Hebburn dad Ronald Flowdy died last month aged 94 after battling mesothelioma - an incurable form of cancer caused by exposure to asbestos.

Ronald Flowdy was diagnosed with mesothelioma, an incurable form of cancer caused by exposure to asbestos.

Ronald Flowdy was diagnosed with mesothelioma, an incurable form of cancer caused by exposure to asbestos.

Mr Flowdy, who was diagnosed in June, was a former employee at A Reyrolle & Company Limited in Hebburn from the 1930s until the 1970s, starting out with an apprenticeship as an electrical fitter, before becoming a production engineer and senior production engineer at the firm.
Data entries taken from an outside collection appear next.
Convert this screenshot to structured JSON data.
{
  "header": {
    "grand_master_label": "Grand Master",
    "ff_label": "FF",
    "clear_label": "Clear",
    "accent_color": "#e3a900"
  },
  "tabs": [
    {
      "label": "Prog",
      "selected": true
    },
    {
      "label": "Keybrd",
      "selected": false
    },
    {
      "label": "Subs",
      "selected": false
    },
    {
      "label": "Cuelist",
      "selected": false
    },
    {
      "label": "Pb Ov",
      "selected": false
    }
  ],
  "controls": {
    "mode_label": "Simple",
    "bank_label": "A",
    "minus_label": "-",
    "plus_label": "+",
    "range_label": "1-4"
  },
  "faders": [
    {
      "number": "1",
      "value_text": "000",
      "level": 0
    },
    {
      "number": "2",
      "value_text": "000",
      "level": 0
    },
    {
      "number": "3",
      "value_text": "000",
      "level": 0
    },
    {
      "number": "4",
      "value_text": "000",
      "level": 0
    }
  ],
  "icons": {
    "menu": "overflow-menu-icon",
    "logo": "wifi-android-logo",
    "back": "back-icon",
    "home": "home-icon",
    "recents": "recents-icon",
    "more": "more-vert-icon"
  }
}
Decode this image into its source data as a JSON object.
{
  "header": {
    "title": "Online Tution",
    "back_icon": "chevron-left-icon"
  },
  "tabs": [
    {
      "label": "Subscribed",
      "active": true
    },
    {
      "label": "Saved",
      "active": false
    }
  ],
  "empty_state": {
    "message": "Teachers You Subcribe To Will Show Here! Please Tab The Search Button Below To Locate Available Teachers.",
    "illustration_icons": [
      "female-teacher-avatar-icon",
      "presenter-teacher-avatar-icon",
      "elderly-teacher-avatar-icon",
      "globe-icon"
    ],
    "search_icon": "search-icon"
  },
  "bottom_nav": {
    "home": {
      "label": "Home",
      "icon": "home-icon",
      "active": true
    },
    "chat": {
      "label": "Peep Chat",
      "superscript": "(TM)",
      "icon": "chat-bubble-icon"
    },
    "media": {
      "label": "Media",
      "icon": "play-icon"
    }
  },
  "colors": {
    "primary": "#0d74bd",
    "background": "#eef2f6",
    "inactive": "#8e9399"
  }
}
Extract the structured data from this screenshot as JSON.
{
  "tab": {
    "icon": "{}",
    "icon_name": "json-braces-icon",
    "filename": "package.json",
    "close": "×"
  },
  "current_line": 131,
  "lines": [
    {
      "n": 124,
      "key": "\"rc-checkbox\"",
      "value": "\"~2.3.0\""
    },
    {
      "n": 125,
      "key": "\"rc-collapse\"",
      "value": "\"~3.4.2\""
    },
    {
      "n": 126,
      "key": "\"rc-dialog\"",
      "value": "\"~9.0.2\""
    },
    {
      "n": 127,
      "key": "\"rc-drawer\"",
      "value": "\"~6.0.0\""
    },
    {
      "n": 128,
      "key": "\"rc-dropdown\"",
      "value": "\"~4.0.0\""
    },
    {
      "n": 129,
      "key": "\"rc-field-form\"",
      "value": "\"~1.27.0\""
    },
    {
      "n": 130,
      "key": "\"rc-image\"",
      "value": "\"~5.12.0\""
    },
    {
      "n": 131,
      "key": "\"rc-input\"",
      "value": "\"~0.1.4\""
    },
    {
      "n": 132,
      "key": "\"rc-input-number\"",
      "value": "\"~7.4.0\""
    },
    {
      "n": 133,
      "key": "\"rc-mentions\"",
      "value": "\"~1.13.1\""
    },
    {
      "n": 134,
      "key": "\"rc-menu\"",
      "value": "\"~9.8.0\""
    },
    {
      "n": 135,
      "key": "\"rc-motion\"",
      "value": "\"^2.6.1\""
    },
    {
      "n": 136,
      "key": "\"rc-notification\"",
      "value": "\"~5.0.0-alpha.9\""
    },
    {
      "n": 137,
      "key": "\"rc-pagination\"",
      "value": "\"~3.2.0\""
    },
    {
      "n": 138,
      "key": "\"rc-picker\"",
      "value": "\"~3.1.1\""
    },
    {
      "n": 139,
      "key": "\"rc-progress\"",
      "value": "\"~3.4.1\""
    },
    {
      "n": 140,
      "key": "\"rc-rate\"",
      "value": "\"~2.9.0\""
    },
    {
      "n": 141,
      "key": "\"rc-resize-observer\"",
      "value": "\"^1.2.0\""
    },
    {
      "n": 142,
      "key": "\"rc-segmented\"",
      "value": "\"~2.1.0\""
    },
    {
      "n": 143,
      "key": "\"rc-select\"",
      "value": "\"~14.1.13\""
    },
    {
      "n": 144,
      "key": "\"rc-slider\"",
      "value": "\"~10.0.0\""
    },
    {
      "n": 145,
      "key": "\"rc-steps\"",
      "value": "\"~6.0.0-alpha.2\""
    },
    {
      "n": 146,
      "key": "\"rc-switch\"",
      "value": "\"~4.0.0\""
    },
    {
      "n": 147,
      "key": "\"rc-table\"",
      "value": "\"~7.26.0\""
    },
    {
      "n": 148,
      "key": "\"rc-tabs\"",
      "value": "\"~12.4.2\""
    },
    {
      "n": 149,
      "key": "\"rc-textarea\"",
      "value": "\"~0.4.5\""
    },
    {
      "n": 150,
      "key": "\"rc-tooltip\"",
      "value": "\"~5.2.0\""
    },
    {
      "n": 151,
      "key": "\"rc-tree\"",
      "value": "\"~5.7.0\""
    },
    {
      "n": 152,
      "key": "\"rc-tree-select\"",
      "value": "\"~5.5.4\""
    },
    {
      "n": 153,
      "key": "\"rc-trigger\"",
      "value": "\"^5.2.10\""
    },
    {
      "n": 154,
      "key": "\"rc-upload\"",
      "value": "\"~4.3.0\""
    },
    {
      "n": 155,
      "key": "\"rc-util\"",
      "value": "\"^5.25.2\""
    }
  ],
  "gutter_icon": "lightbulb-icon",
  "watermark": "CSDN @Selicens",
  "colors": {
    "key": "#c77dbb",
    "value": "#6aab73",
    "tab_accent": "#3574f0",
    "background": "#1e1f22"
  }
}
In his final years he worked in the relay division, heading up the product development workshop.

Following his death, his children Angela Tilley and Roy Flowdy, have called industrial disease lawyers Irwin Mitchell to investigate how and where he came into contact with the material.

They believe their father was exposed to asbestos while he worked for the Hebburn workplace and want to know if more could have been done to protect him from the health risks associated with the substance.

His son Roy, who also started work at the firm in the 1970s, said the firm manufactured switchgear and motors and that asbestos was commonly used in the electrical manufacturing process from the 1930s until the 1970s.

Roy said: “His diagnosis of mesothelioma has come as a huge shock to all of us and we hope his former colleagues will come forward and provide any details they have about his exposure to asbestos at work.”

The family are being represented by Irwin Mitchell. Rodger Maddocks from the firm said: “We know from experience that asbestos was commonly used in this industry and Ronald’s children are keen to hear from those who worked with their father as they continue to look for answers to explain the health problems their dad is now suffering with.”

Anyone with information about working practices at the workplace between the 1930s and 1970s should contact Michael McGowan on: 0191 434 0704. Or email: michael.mcgowan@irwinmitchell.com